Contents


Irishness

Seeing Things by Seamus Heaney

The Rough Field by John Montague

Mount Eagle by John Montague

Gorse Fires by Michael Longley

Contributors

John Bayley is a critic and novelist. His books include Elegy for Iris and The Power of Delight: A Lifetime in Literature.

Richard Bernstein was Time‘s bureau chief in China and a foreign correspondent for The New York Times. His new book, China 1945: Mao’s Revolution and America’s Fateful Choice, will be ­published this fall.
 (April 2014)

Elena Bonner, the widow of Andrei Sakharov, is a longtime human rights activist and the Chair of the Andrei Sakharov Foundation in Moscow. (March 2001)

Antonina W. Bouis translates works of fiction and nonfiction from the Russian, among her most recent translations are Edvard Radzinsky’s Alexander II: The Last Great Tsar and Marina Goldovskaya’s Woman with a Movie Camera.

P. N. Furbank is the author of nine books, including biographies of Samuel Butler, Italo Svevo, and E.M. Forster.

Václav Havel (1936–2011) was the last president of Czechoslovakia and the first president of the Czech Republic. Havel was one of the six signers of the statement “Tibet: The Peace of the Graveyard.”

Murray Kempton (1917-1997) was a columnist for Newsday, as well as a regular contributor to The New York Review of Books. His books include Rebellions, Perversities, and Main Events and The Briar Patch, as well as Part of Our Time. He won the Pulitzer Prize in 1985.

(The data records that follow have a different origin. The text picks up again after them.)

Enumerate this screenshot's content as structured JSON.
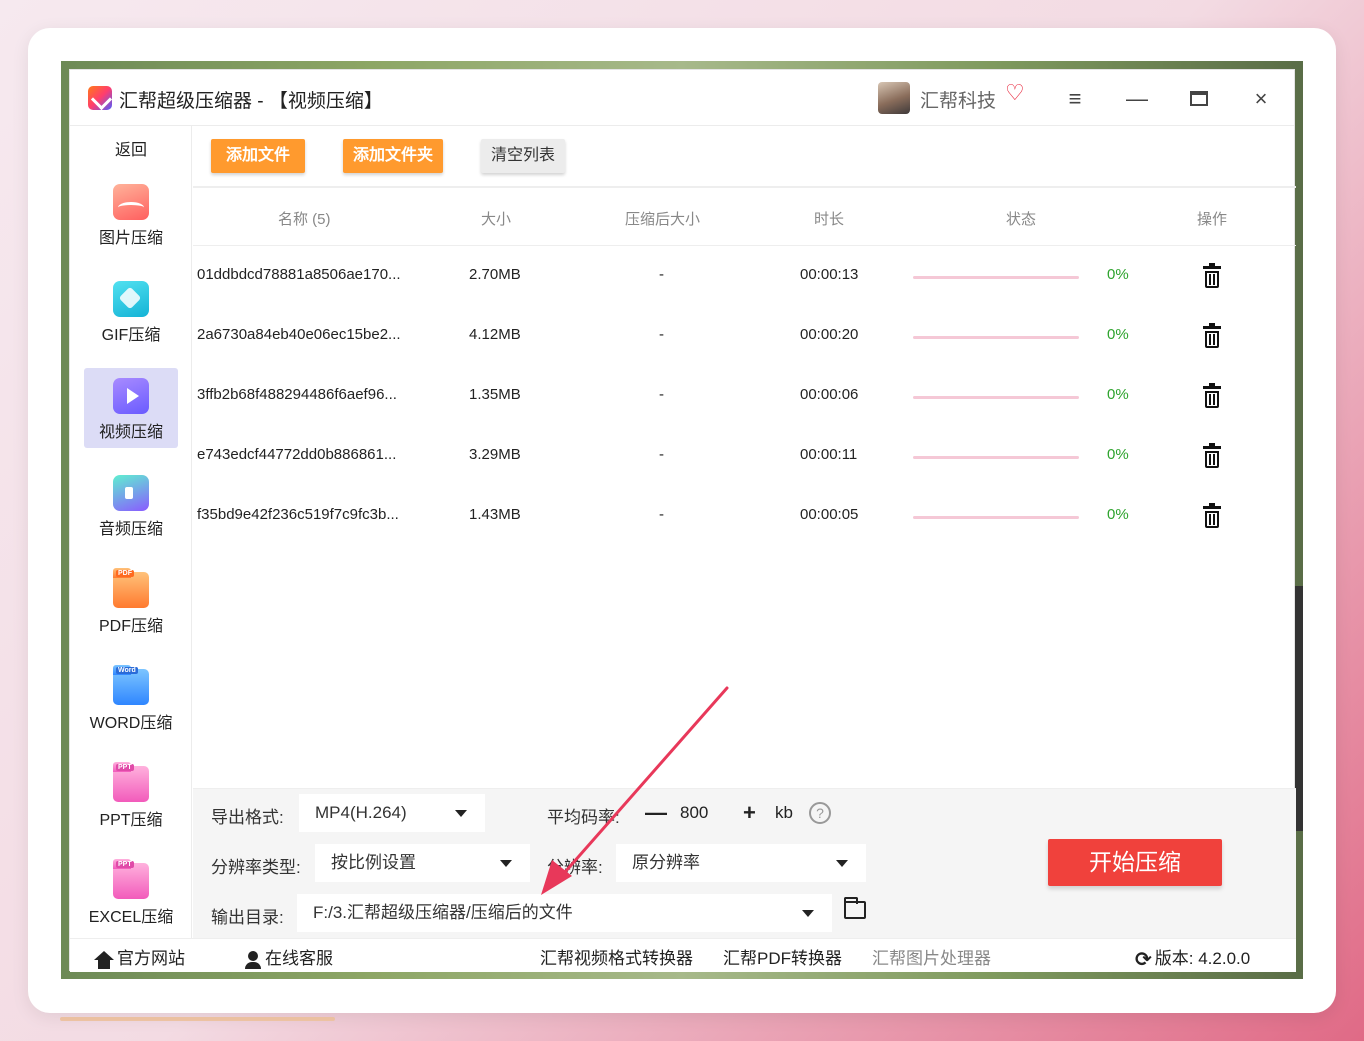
{
  "window": {
    "title": "汇帮超级压缩器  - 【视频压缩】",
    "brand_name": "汇帮科技",
    "menu_icon": "≡",
    "minimize_icon": "—",
    "close_icon": "×"
  },
  "sidebar": {
    "back_label": "返回",
    "items": [
      {
        "label": "图片压缩",
        "icon": "image-compress-icon"
      },
      {
        "label": "GIF压缩",
        "icon": "gif-compress-icon"
      },
      {
        "label": "视频压缩",
        "icon": "video-compress-icon",
        "active": true
      },
      {
        "label": "音频压缩",
        "icon": "audio-compress-icon"
      },
      {
        "label": "PDF压缩",
        "icon": "pdf-compress-icon",
        "tag": "PDF"
      },
      {
        "label": "WORD压缩",
        "icon": "word-compress-icon",
        "tag": "Word"
      },
      {
        "label": "PPT压缩",
        "icon": "ppt-compress-icon",
        "tag": "PPT"
      },
      {
        "label": "EXCEL压缩",
        "icon": "excel-compress-icon",
        "tag": "PPT"
      }
    ]
  },
  "toolbar": {
    "add_file": "添加文件",
    "add_folder": "添加文件夹",
    "clear_list": "清空列表"
  },
  "table": {
    "headers": {
      "name": "名称 (5)",
      "size": "大小",
      "compressed_size": "压缩后大小",
      "duration": "时长",
      "status": "状态",
      "action": "操作"
    },
    "rows": [
      {
        "name": "01ddbdcd78881a8506ae170...",
        "size": "2.70MB",
        "compressed_size": "-",
        "duration": "00:00:13",
        "progress": 0,
        "percent": "0%"
      },
      {
        "name": "2a6730a84eb40e06ec15be2...",
        "size": "4.12MB",
        "compressed_size": "-",
        "duration": "00:00:20",
        "progress": 0,
        "percent": "0%"
      },
      {
        "name": "3ffb2b68f488294486f6aef96...",
        "size": "1.35MB",
        "compressed_size": "-",
        "duration": "00:00:06",
        "progress": 0,
        "percent": "0%"
      },
      {
        "name": "e743edcf44772dd0b886861...",
        "size": "3.29MB",
        "compressed_size": "-",
        "duration": "00:00:11",
        "progress": 0,
        "percent": "0%"
      },
      {
        "name": "f35bd9e42f236c519f7c9fc3b...",
        "size": "1.43MB",
        "compressed_size": "-",
        "duration": "00:00:05",
        "progress": 0,
        "percent": "0%"
      }
    ]
  },
  "settings": {
    "format_label": "导出格式:",
    "format_value": "MP4(H.264)",
    "bitrate_label": "平均码率:",
    "bitrate_minus": "—",
    "bitrate_value": "800",
    "bitrate_plus": "+",
    "bitrate_unit": "kb",
    "help_icon": "?",
    "resolution_type_label": "分辨率类型:",
    "resolution_type_value": "按比例设置",
    "resolution_label": "分辨率:",
    "resolution_value": "原分辨率",
    "output_dir_label": "输出目录:",
    "output_dir_value": "F:/3.汇帮超级压缩器/压缩后的文件",
    "start_button": "开始压缩"
  },
  "footer": {
    "official_site": "官方网站",
    "online_service": "在线客服",
    "video_converter": "汇帮视频格式转换器",
    "pdf_converter": "汇帮PDF转换器",
    "image_processor": "汇帮图片处理器",
    "version": "版本:  4.2.0.0"
  },
  "colors": {
    "accent_orange": "#ff9a2e",
    "start_red": "#f0413c",
    "progress_track": "#f5c8d6",
    "percent_green": "#2ea32e",
    "active_sidebar": "#dcdcf6",
    "annotation_arrow": "#e8385a"
  }
}
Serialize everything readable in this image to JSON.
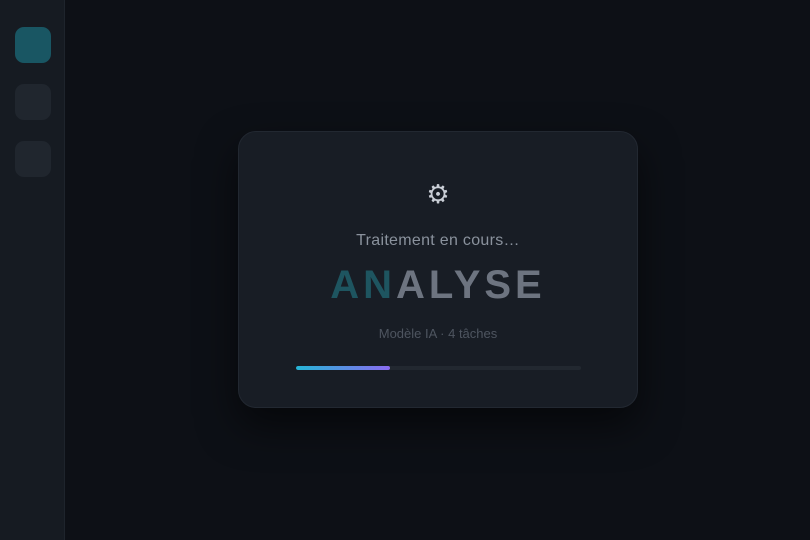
{
  "sidebar": {
    "items": [
      {
        "name": "nav-item-1",
        "active": true
      },
      {
        "name": "nav-item-2",
        "active": false
      },
      {
        "name": "nav-item-3",
        "active": false
      }
    ]
  },
  "loader": {
    "icon": "gear-icon",
    "icon_glyph": "⚙",
    "status": "Traitement en cours…",
    "word_highlight": "AN",
    "word_rest": "ALYSE",
    "meta": "Modèle IA · 4 tâches",
    "progress": 0.33
  },
  "colors": {
    "background": "#0d1016",
    "sidebar": "#161b22",
    "active_tile": "#195663",
    "card": "#181d25",
    "highlight_text": "#1e5560",
    "progress_start": "#25b5d6",
    "progress_end": "#8a6bf0"
  }
}
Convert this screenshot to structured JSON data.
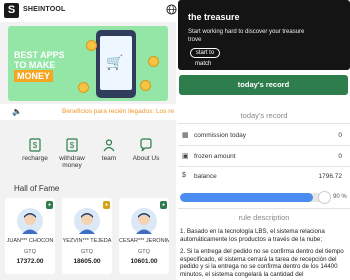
{
  "header": {
    "logo_letter": "S",
    "brand": "SHEINTOOL",
    "globe_icon": "globe-icon"
  },
  "banner": {
    "line1": "BEST APPS",
    "line2": "TO MAKE",
    "line3": "MONEY",
    "bg": "#93e6a6",
    "accent": "#f4a623"
  },
  "notice": {
    "icon": "speaker-icon",
    "text": "Beneficios para recién llegados: Los re"
  },
  "menu": [
    {
      "label": "recharge",
      "icon": "recharge-icon"
    },
    {
      "label": "withdraw money",
      "icon": "withdraw-icon"
    },
    {
      "label": "team",
      "icon": "team-icon"
    },
    {
      "label": "About Us",
      "icon": "about-icon"
    }
  ],
  "hall_of_fame": {
    "title": "Hall of Fame",
    "cards": [
      {
        "name": "JUAN*** CHOCÓN",
        "currency": "GTQ",
        "amount": "17372.00",
        "badge_color": "#2e7d4c"
      },
      {
        "name": "YEZVIN*** TEJEDA",
        "currency": "GTQ",
        "amount": "18605.00",
        "badge_color": "#d4a017"
      },
      {
        "name": "CESAR*** JERÓNIMO",
        "currency": "GTQ",
        "amount": "10601.00",
        "badge_color": "#2e7d4c"
      }
    ]
  },
  "hero": {
    "title": "the treasure",
    "subtitle": "Start working hard to discover your treasure trove",
    "start_label": "start to",
    "match_label": "match"
  },
  "today_record_button": "today's record",
  "today_record": {
    "title": "today's record",
    "commission_label": "commission today",
    "commission_value": "0",
    "frozen_label": "frozen amount",
    "frozen_value": "0",
    "balance_label": "balance",
    "balance_value": "1796.72"
  },
  "progress": {
    "percent": 90,
    "label": "90  %"
  },
  "rules": {
    "title": "rule description",
    "items": [
      "1. Basado en la tecnología LBS, el sistema relaciona automáticamente los productos a través de la nube;",
      "2. Si la entrega del pedido no se confirma dentro del tiempo especificado, el sistema cerrará la tarea de recepción del pedido y si la entrega no se confirma dentro de los 14400 minutos, el sistema congelará la cantidad del"
    ]
  },
  "colors": {
    "primary_green": "#2e7d4c",
    "progress_blue": "#4a8cf0",
    "notice_orange": "#f0962a"
  }
}
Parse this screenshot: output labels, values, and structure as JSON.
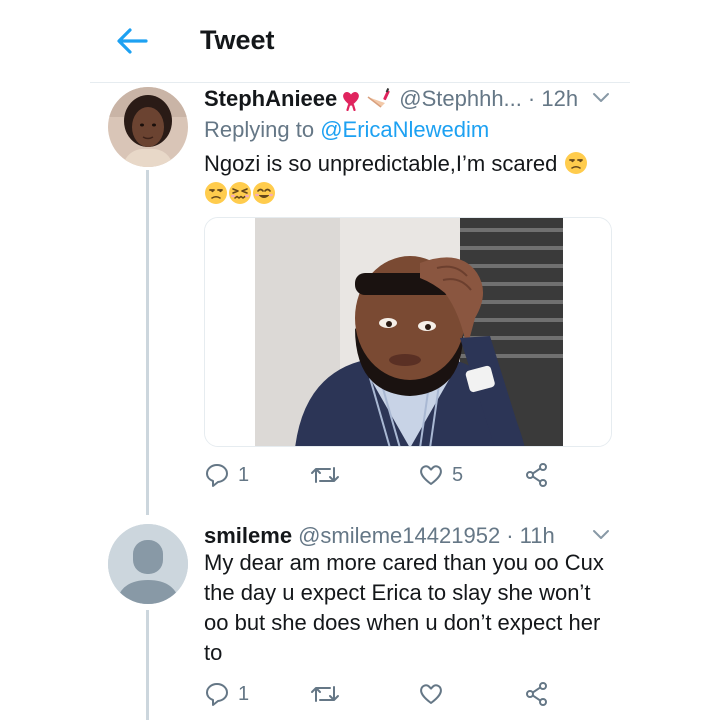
{
  "header": {
    "title": "Tweet",
    "back_icon": "arrow-left-icon",
    "accent": "#1da1f2"
  },
  "tweets": [
    {
      "display_name": "StephAnieee",
      "name_emojis": [
        "heart-ribbon-emoji",
        "nail-polish-emoji"
      ],
      "handle": "@Stephhh...",
      "time": "· 12h",
      "replying_prefix": "Replying to",
      "replying_to": "@EricaNlewedim",
      "text": "Ngozi is so unpredictable,I’m scared",
      "text_emojis": [
        "unamused-face-emoji",
        "unamused-face-emoji",
        "persevering-face-emoji",
        "smiling-face-emoji"
      ],
      "media": "photo-man-hand-on-head",
      "replies": "1",
      "retweets": "",
      "likes": "5"
    },
    {
      "display_name": "smileme",
      "handle": "@smileme14421952",
      "time": "· 11h",
      "text_lines": [
        "My dear am more cared than you oo Cux",
        "the day u expect Erica to slay she won’t",
        "oo but she does when u don’t expect her",
        "to"
      ],
      "replies": "1",
      "retweets": "",
      "likes": ""
    }
  ],
  "colors": {
    "text": "#14171a",
    "secondary": "#657786",
    "link": "#1da1f2",
    "divider": "#e6ecf0",
    "thread": "#ccd6dd"
  }
}
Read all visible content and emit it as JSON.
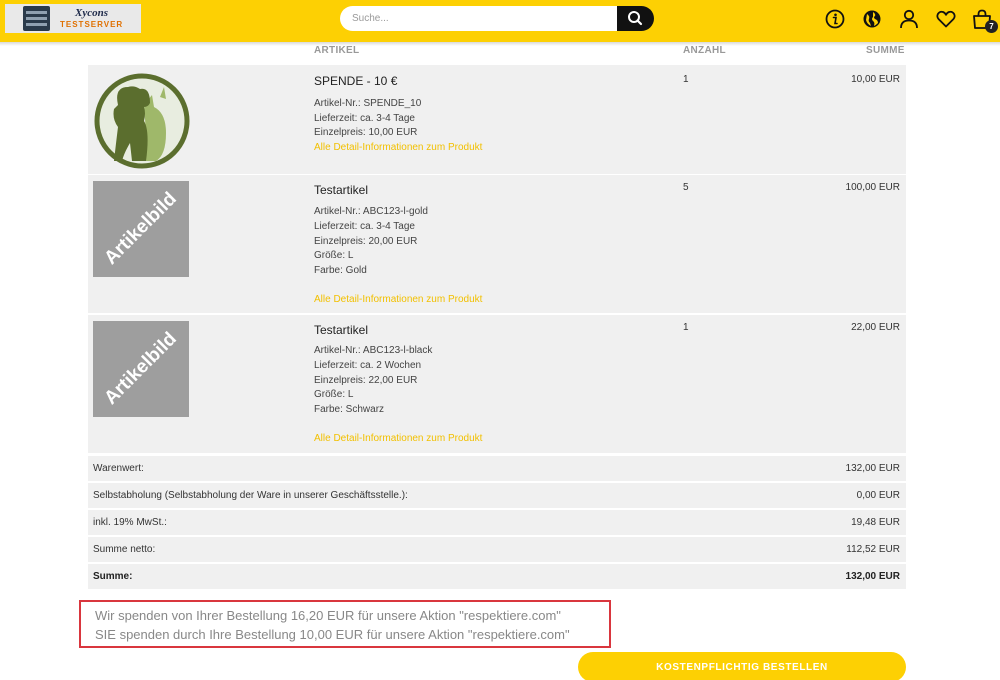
{
  "header": {
    "logo_brand": "Xycons",
    "logo_sub": "TESTSERVER",
    "search_placeholder": "Suche...",
    "cart_count": "7"
  },
  "table": {
    "col_article": "ARTIKEL",
    "col_qty": "ANZAHL",
    "col_sum": "SUMME"
  },
  "items": [
    {
      "name": "SPENDE - 10 €",
      "lines": [
        "Artikel-Nr.: SPENDE_10",
        "Lieferzeit: ca. 3-4 Tage",
        "Einzelpreis: 10,00 EUR"
      ],
      "link": "Alle Detail-Informationen zum Produkt",
      "qty": "1",
      "sum": "10,00 EUR"
    },
    {
      "name": "Testartikel",
      "image_text": "Artikelbild",
      "lines": [
        "Artikel-Nr.: ABC123-l-gold",
        "Lieferzeit: ca. 3-4 Tage",
        "Einzelpreis: 20,00 EUR",
        "Größe: L",
        "Farbe: Gold"
      ],
      "link": "Alle Detail-Informationen zum Produkt",
      "qty": "5",
      "sum": "100,00 EUR"
    },
    {
      "name": "Testartikel",
      "image_text": "Artikelbild",
      "lines": [
        "Artikel-Nr.: ABC123-l-black",
        "Lieferzeit: ca. 2 Wochen",
        "Einzelpreis: 22,00 EUR",
        "Größe: L",
        "Farbe: Schwarz"
      ],
      "link": "Alle Detail-Informationen zum Produkt",
      "qty": "1",
      "sum": "22,00 EUR"
    }
  ],
  "summary": [
    {
      "label": "Warenwert:",
      "value": "132,00 EUR"
    },
    {
      "label": "Selbstabholung (Selbstabholung der Ware in unserer Geschäftsstelle.):",
      "value": "0,00 EUR"
    },
    {
      "label": "inkl. 19% MwSt.:",
      "value": "19,48 EUR"
    },
    {
      "label": "Summe netto:",
      "value": "112,52 EUR"
    },
    {
      "label": "Summe:",
      "value": "132,00 EUR"
    }
  ],
  "donation": {
    "line1": "Wir spenden von Ihrer Bestellung 16,20 EUR für unsere Aktion \"respektiere.com\"",
    "line2": "SIE spenden durch Ihre Bestellung 10,00 EUR für unsere Aktion \"respektiere.com\""
  },
  "order_button": "KOSTENPFLICHTIG BESTELLEN",
  "colors": {
    "accent": "#fdd003",
    "link": "#f2c000",
    "row_bg": "#f0f0f0",
    "highlight_border": "#d9363e"
  },
  "icons": [
    "search-icon",
    "info-icon",
    "globe-icon",
    "user-icon",
    "heart-icon",
    "cart-icon"
  ]
}
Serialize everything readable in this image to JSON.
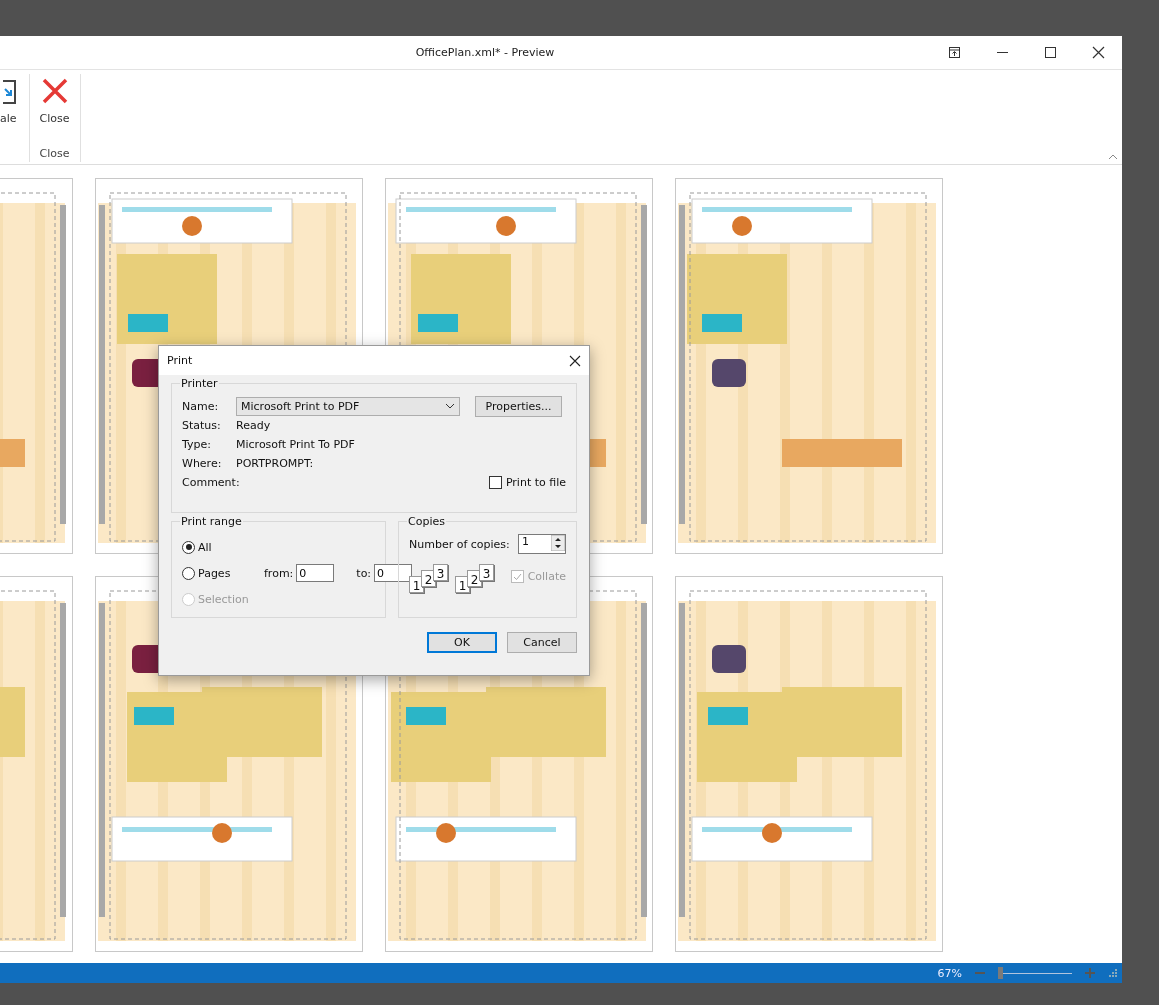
{
  "window": {
    "title": "OfficePlan.xml* - Preview"
  },
  "ribbon": {
    "partial_button": {
      "label": "ale"
    },
    "groups": [
      {
        "label": "Close",
        "buttons": [
          {
            "label": "Close"
          }
        ]
      }
    ]
  },
  "print_dialog": {
    "title": "Print",
    "printer": {
      "legend": "Printer",
      "name_label": "Name:",
      "name_value": "Microsoft Print to PDF",
      "properties_button": "Properties...",
      "info": [
        {
          "label": "Status:",
          "value": "Ready"
        },
        {
          "label": "Type:",
          "value": "Microsoft Print To PDF"
        },
        {
          "label": "Where:",
          "value": "PORTPROMPT:"
        },
        {
          "label": "Comment:"
        }
      ],
      "print_to_file": {
        "label": "Print to file",
        "checked": false
      }
    },
    "print_range": {
      "legend": "Print range",
      "options": [
        {
          "label": "All",
          "selected": true,
          "disabled": false
        },
        {
          "label": "Pages",
          "selected": false,
          "disabled": false
        },
        {
          "label": "Selection",
          "selected": false,
          "disabled": true
        }
      ],
      "from_label": "from:",
      "from_value": "0",
      "to_label": "to:",
      "to_value": "0"
    },
    "copies": {
      "legend": "Copies",
      "label": "Number of copies:",
      "value": "1",
      "collate_stacks": [
        [
          "1",
          "2",
          "3"
        ],
        [
          "1",
          "2",
          "3"
        ]
      ],
      "collate": {
        "label": "Collate",
        "checked": true,
        "disabled": true
      }
    },
    "buttons": [
      {
        "label": "OK",
        "default": true
      },
      {
        "label": "Cancel",
        "default": false
      }
    ]
  },
  "status_bar": {
    "zoom": "67%",
    "zoom_slider": {
      "level": 0.0
    }
  }
}
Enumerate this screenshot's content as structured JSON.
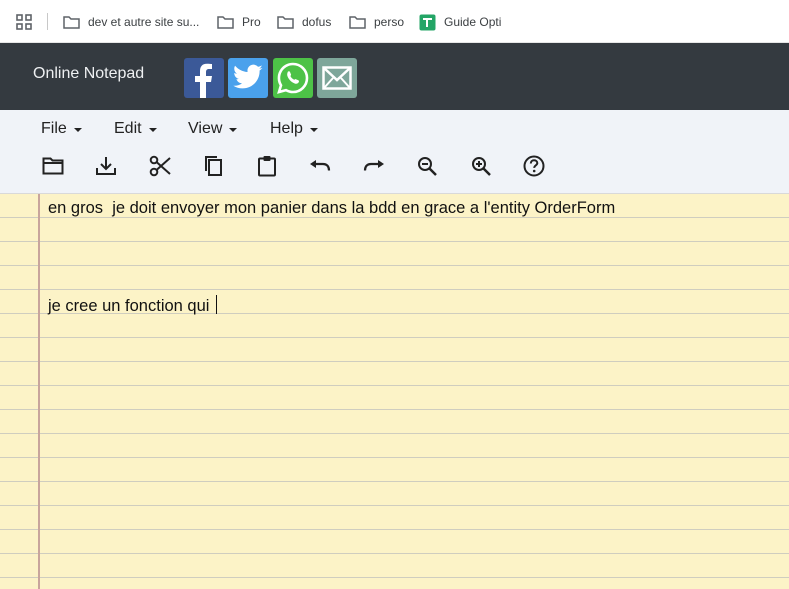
{
  "bookmarks": [
    {
      "label": "dev et autre site su...",
      "icon": "folder-icon"
    },
    {
      "label": "Pro",
      "icon": "folder-icon"
    },
    {
      "label": "dofus",
      "icon": "folder-icon"
    },
    {
      "label": "perso",
      "icon": "folder-icon"
    },
    {
      "label": "Guide Opti",
      "icon": "sheets-icon"
    }
  ],
  "header": {
    "title": "Online Notepad",
    "share": [
      {
        "name": "facebook",
        "color": "#3b5998"
      },
      {
        "name": "twitter",
        "color": "#4aa1ec"
      },
      {
        "name": "whatsapp",
        "color": "#4dc247"
      },
      {
        "name": "email",
        "color": "#7ea69a"
      }
    ]
  },
  "menu": {
    "items": [
      "File",
      "Edit",
      "View",
      "Help"
    ]
  },
  "toolbar": {
    "icons": [
      "open-folder-icon",
      "download-icon",
      "cut-icon",
      "copy-icon",
      "paste-icon",
      "undo-icon",
      "redo-icon",
      "zoom-out-icon",
      "zoom-in-icon",
      "help-icon"
    ]
  },
  "editor": {
    "lines": [
      "en gros  je doit envoyer mon panier dans la bdd en grace a l'entity OrderForm",
      "",
      "",
      "je cree un fonction qui "
    ]
  }
}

Frank Kermode (1919–2010) was a British critic and literary theorist. Born on the Isle of Man, he taught at University College London, Cambridge, Columbia and Harvard. Adapted from a series of lectures given at Bryn Mawr College, Kermode’s Sense of An Ending: Studies in the Theory of Fiction remains one of the most influential works of twentieth-century literary criticism.